Justices listened to arguments for nearly three and a half hours on whether many of the approximately 200 pardons should be revoked because the convicted felons did not meet the constitutionally mandated newspaper publication notices 30 days in advance.
“It is a very simple case,” said Democratic Attorney General Jim Hood, who contends all but 22 of the pardons are not valid because of failure to adhere to the mandate.
But attorneys for Barbour and many of the pardoned felons disagreed. “The case is about separation of powers,” Barbour attorney Charles Griffin said. “It is simply not open to judicial review.”
Jackson attorney Tom Fortner, representing four of the Governor’s Mansion trusties pardoned by Barbour, said the governor “is the judge” of whether the notice requirement was properly met and the judiciary could not overrule him.
The pardons have created a public firestorm. A vast majority of those pardoned have completed their sentence, and the pardon will restore certain rights, such as the ability to vote or carry a weapon, and will expunge their record. Five of the pardoned were Governor’s Mansion trusties – four convicted of murder, one of robbery – and are currently free. Five others are still in the custody of the Department of Corrections.
The high court could issue a ruling or send the case back to the circuit court with instructions.
While giving no specific timetable, Chief Justice William Waller Jr. indicated a ruling would come in a matter of days.
Hood told the court that the governor had unfettered authority to issue pardons until the 1890 Constitution placed the condition of the 30-day notice on the pardons.
Griffin argued that the notice requirement “does not create a right. It simply is a provision.” But Justice Michael Randolph said that the rights of victims, including that of notice, were among the rights guaranteed in the Constitution.
Justice David Chandler said that while the specific issue of notice had not been heard by the court previously, there was precedent to indicate the judiciary does not second-guess the governor on pardons.
Waller asked Hood whether other governors had followed the notice requirement. He said he didn’t know what all governors had done, but pointed out Waller’s father had issued a second pardon for a felon pardoned by his predecessor because the notice requirement was not met for the first pardon.
Fortner and other attorneys said there were too many unanswered questions if there was a strict interpretation of the notice requirement as Hood argued. For instance, what would constitute 30 days if the county where the crime was committed had only a weekly newspaper.

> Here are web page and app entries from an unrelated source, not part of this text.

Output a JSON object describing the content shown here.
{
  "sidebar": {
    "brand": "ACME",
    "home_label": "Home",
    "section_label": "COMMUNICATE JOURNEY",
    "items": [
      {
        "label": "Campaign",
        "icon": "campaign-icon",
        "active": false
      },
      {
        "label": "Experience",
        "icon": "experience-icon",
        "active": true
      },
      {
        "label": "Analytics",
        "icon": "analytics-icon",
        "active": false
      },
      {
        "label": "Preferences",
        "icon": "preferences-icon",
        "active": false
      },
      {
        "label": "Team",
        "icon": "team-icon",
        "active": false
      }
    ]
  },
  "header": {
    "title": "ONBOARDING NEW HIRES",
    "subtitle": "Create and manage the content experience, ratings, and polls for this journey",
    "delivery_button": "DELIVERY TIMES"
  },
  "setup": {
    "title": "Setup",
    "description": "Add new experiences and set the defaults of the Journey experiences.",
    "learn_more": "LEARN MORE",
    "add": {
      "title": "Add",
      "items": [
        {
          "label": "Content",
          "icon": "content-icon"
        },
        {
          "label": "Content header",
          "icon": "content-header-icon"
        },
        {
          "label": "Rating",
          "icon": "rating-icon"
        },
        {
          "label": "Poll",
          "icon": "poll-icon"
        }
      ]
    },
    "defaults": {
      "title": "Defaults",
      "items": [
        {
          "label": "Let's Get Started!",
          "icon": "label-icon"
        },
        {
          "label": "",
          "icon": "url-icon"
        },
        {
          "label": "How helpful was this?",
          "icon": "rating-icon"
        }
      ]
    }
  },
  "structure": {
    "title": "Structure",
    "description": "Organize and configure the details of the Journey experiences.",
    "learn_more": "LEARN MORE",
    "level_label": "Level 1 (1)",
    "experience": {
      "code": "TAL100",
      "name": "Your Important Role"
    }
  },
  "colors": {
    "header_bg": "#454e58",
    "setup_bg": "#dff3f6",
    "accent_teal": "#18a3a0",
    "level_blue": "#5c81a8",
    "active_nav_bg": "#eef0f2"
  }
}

Thursday’s Supreme Court hearing onlookers included victims, law enforcement, district attorneys from the areas where several of the pardoned felons committed their crimes and national media representatives.